- Project plans
- Project activities
- Legislation and standards
- Industry context
Last edited 07 Oct 2020
In relation to the construction industry, it can have a number of more specific meanings.
 Technical investigations
Due diligence may be referred to in a construction contract, placing an obligation on the contractor to complete the works with care and the ‘requisite effort’. A similar term may refer to ‘ordinary care’, that is, the care that a reasonable person would take to avoid harm to other persons or property.
In the case of Sabic UK Petrochemicals Limited v Punj Lloyd Limited, the Technology and Construction Court (TCC) had to examine whether a contractor was in breach of this obligation with regard to the delivery of a petrochemical plant.
The contractor maintained that due diligence required them to maintain an appropriate rate of progress, with regard to the contract requirements, and the completion date that was realistic at the time their rate of progress was being assessed. They claimed that due diligence did not extend to them being obliged to achieve the impossible, and they were not required to accelerate the works to claw back delays.

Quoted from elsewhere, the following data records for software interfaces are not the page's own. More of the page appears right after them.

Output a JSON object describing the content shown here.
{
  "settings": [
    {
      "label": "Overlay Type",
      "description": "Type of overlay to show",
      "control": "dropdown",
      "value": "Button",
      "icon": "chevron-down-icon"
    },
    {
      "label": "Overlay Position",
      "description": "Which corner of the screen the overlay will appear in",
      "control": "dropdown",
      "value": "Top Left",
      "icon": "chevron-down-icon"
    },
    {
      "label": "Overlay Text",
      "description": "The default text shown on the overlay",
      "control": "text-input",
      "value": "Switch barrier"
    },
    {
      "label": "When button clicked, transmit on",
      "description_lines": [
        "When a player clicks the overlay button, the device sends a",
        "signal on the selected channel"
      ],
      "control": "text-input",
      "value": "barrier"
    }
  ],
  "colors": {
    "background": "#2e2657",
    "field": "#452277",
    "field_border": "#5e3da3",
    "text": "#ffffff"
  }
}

The TCC disagreed with the contractor and ruled that just because compliance with one or more of the absolute contractual obligations has become unachievable does not mean or imply that these obligations are objectively incapable of achievement. It would be necessary for the contractor to prove the impossibility of complying with the absolute contractual obligation.
They also held that the contractual terms did not suggest that the due diligence obligation should be ‘emptied of content’ as a result of the completion date becoming unachievable. Circumstances may arise, the court found, where the exercising of due diligence may require taking measures not originally contemplated, such as acceleration measures in the case of a delay, if that is what is required.

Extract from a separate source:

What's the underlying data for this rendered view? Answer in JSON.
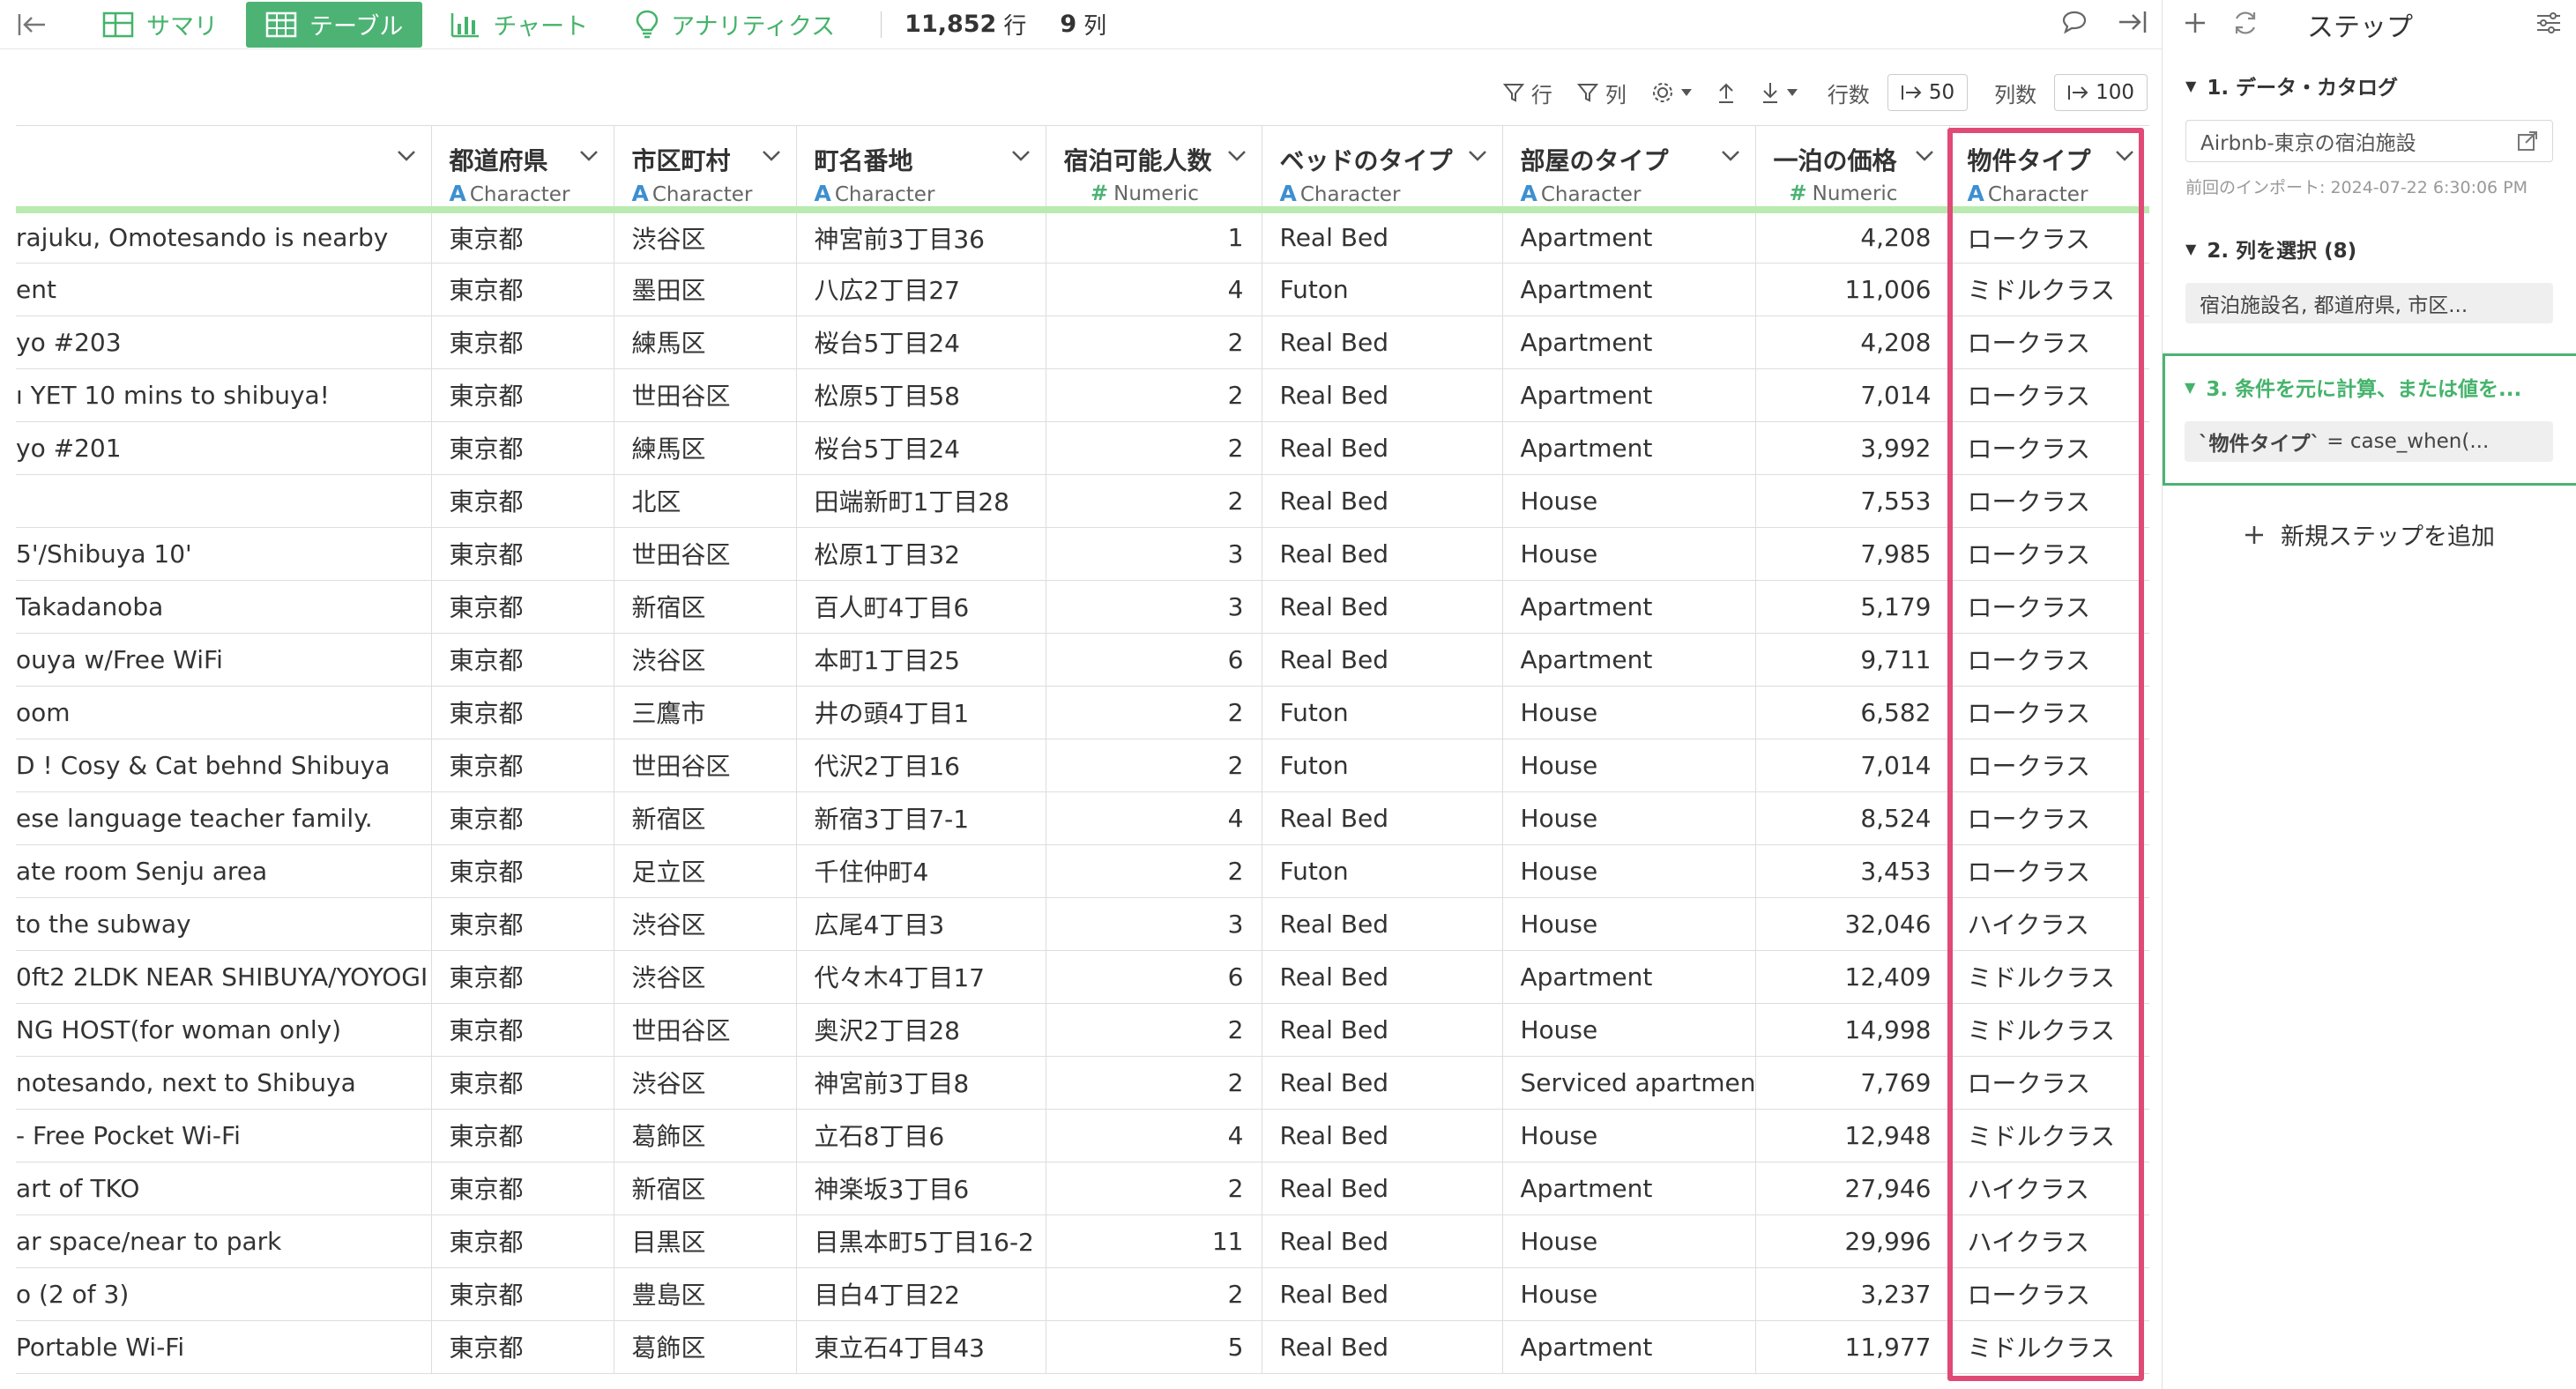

 Related articles on Designing Buildings Wiki
Featured articles and news
A look at the Government's strategic approach.
Steps to help reduce the spread of infection inside buildings.
This social media-centred hobby can be both dangerous and illegal.
Millwork wall treatment with a long and illustrious history.
HSE introduces cumulative exposure calculator.
The Edwardians and their houses.
Cut off from civilian life for over 900 years.
Gaining green support from the carbon giants.
Medieval passageways with spiritual, transport and economic purposes.
Organisation receives accreditation from Investors in People.
Click the button to subscribe.
Communicating the right information at the right time.
Materials can take on different properties to control heat and glare.
Challenges in the construction sector and beyond.